When doing financial planning for the first few months of my new business, what sort of things should I bear in mind?
Below are some financial considerations for the first few months of your new business.
1. Your Personal Salary
In this startup phase, the owner’s personal salary and the business viability will be strongly related. If you are solely reliant on your business to meet your needs, then you may need to reduce your lifestyle to ensure that your business will still break-even, while paying you enough to meet your essential needs.
Don’t start your business hoping to draw a large salary. This may come later, but seldom in the startup phase. Initially, you may have to personally contribute money to the business just to keep it afloat. If possible, work and save up as much as you can before starting your business. The startup phase will often require personal sacrifice.
Consider working a second job in the early months of your business. Your goal in the startup phase should be to take as little as possible from the profits, so that your business can grow as quickly as possible.
Reduce your personal lifestyle and expenses as much as you can. Carefully develop a personal monthly budget. Monitor this budget regularly and ensure that you adhere to it.
2. Separate business finances from personal finances
It is important to have a very clear separation between business transactions and personal expenses. Some owners use business funds for personal costs, often using cash from business sales to buy personal items, then declaring these as business expenses.
Any money taken from business profits for personal use cannot be expended to the business, nor should personal transactions be done through your business accounts. Also avoid business trading using your personal bank account. The only personal cost through your business accounts should be the salary that is paid to you.
3. Startup capital
In most businesses, you will need to invest money, (for stock, machinery, equipment, etc.) before you can trade. When determining your required startup capital, it is wise to start small and gradually scale up.
Avoid debt as much as possible. Focus on sales and begin selling as soon as you can.

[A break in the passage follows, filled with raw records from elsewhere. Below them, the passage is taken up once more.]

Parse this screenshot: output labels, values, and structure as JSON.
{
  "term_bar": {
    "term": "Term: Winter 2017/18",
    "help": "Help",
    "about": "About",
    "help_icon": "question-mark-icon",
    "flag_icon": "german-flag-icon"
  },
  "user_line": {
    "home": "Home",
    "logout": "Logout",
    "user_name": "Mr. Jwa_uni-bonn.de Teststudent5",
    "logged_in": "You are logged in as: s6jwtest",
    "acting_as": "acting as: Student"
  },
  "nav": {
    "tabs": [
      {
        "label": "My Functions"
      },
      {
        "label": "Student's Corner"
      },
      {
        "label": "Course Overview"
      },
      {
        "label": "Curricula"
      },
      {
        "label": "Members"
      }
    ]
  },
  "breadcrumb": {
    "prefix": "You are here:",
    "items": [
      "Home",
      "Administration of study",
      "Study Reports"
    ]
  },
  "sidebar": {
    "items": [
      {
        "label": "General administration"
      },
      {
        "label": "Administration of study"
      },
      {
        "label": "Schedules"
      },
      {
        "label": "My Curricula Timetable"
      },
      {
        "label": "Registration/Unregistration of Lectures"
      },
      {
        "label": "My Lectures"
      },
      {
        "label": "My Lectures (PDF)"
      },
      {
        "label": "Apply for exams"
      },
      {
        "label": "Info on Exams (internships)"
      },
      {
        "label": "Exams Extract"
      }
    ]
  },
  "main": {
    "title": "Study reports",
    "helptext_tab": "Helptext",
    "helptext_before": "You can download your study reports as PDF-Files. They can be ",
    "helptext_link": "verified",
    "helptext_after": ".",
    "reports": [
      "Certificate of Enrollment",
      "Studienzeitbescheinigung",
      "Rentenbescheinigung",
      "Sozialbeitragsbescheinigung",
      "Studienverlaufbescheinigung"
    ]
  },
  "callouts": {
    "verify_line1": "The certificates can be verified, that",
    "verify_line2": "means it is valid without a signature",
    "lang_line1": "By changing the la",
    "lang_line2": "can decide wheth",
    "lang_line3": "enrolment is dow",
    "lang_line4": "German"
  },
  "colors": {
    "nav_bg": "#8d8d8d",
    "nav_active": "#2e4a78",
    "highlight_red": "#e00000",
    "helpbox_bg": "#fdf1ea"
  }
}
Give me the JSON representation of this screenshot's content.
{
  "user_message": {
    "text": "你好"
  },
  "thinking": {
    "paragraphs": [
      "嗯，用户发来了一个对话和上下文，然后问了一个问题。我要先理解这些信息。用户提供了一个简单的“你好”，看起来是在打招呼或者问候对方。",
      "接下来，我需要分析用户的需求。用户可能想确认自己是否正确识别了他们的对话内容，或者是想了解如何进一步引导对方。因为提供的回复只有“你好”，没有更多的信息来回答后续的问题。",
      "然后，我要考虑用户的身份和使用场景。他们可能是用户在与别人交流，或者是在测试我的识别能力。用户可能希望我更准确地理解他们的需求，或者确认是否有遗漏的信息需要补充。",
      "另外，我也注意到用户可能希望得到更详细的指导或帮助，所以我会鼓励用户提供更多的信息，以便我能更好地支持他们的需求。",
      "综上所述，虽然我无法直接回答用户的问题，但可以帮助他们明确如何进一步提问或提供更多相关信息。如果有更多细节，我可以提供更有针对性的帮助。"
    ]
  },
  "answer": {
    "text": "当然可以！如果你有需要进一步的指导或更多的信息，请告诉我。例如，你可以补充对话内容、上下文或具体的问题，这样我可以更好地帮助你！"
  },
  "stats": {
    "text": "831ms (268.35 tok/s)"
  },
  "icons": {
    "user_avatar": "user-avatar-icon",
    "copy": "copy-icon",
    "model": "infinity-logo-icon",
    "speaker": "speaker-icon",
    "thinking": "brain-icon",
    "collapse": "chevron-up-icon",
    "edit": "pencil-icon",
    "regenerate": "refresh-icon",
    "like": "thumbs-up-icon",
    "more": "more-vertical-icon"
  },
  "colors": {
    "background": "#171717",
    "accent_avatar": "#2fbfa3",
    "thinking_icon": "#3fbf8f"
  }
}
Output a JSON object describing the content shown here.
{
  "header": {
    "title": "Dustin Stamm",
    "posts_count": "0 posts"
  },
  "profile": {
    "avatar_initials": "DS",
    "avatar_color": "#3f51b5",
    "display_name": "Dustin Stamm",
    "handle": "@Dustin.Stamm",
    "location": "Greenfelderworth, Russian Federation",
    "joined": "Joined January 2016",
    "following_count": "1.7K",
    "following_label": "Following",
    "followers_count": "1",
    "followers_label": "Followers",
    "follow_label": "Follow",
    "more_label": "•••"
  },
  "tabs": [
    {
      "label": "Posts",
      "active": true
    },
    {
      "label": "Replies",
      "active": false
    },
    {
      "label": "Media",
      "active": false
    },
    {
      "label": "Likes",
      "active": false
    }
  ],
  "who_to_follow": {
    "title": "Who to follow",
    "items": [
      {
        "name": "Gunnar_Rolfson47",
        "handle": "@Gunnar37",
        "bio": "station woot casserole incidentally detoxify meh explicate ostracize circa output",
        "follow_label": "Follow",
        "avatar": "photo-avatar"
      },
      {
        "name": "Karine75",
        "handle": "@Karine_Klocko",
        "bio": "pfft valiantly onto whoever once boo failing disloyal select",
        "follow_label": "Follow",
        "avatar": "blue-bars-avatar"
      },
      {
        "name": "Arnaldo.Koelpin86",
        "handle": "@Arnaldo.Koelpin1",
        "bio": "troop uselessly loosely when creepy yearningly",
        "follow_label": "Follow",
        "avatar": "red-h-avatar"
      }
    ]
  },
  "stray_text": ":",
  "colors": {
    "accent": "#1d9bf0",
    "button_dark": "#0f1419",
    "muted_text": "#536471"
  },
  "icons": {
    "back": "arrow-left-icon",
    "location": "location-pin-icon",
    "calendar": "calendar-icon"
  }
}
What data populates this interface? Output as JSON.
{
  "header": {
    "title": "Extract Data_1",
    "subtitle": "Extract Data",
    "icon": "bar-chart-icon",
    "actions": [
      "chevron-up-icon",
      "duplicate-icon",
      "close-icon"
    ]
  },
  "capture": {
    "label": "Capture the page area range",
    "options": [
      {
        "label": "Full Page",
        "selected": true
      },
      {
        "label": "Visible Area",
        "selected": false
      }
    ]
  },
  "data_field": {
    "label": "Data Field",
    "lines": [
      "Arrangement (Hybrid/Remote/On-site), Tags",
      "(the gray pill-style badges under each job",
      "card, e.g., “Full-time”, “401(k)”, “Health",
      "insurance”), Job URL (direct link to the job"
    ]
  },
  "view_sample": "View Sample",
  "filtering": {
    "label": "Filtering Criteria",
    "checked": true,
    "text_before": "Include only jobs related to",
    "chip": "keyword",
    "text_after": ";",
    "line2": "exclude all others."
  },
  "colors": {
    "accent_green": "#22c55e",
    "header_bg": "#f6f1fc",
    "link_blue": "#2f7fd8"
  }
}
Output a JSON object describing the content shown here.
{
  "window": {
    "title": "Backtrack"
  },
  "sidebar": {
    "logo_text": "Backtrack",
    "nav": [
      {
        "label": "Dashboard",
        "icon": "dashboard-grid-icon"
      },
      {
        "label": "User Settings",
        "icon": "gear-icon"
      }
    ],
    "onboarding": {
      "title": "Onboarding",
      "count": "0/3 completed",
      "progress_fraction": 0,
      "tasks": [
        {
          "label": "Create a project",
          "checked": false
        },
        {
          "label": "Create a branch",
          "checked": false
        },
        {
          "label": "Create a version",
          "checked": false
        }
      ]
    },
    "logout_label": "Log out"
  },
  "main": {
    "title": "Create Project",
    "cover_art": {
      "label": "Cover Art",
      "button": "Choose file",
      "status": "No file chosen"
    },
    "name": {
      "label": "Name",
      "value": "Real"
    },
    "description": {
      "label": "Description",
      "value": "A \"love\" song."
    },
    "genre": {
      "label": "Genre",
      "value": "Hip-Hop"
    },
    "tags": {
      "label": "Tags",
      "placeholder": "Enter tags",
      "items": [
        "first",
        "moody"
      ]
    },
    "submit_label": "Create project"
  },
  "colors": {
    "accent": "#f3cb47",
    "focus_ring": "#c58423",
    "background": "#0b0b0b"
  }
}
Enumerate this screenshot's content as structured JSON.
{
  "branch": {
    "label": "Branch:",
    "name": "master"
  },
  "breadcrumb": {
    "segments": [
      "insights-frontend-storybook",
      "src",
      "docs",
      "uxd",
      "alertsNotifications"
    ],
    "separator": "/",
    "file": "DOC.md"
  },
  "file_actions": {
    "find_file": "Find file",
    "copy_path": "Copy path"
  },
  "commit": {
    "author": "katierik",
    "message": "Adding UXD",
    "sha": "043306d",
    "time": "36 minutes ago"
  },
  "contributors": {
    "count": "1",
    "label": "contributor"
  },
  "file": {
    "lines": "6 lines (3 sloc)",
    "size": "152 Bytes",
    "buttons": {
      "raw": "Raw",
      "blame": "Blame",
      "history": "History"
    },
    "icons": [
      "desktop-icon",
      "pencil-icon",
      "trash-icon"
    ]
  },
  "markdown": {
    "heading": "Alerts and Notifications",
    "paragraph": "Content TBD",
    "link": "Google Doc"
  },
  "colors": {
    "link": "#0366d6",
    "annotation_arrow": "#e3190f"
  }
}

You don’t need a fancy office with billboards and business cards to start trading. Avoid large rental costs – initially try to work from home. Should you need a loan, try to get low-interest loans from friends and family before approaching institutions.
4. Cash flow forecast for your business
Plan a cash flow forecast for at least 12 months. Take time to realistically list the anticipated monthly cash flowing into your business (Sales, Loans, Investments), and out from your business (Salaries, Suppliers, Loan repayments, Rent, etc.). Regularly review this forecast.
5. Accurately record all income and expenditure – personal and business
In order to draw up a realistic Personal Budget and Business Cash Flow Forecast you will need accurate historical information of all your business and personal transactions for the previous months. Start today: record all income and expenditure, especially cash transactions that do not leave a document trail.
Remember to keep personal records separate from your business records. Develop an effective filing system for all source documents.
6. Don’t give up
Starting a new business is tough, and the financial rewards are seldom seen in the startup phase. You may be tempted many times to just give up. Remember, every large tree started as a small seed and took a long time to grow.
If you give your small “business seed” the care and attention it needs, it will eventually grow and develop into a great tree and bear much fruit.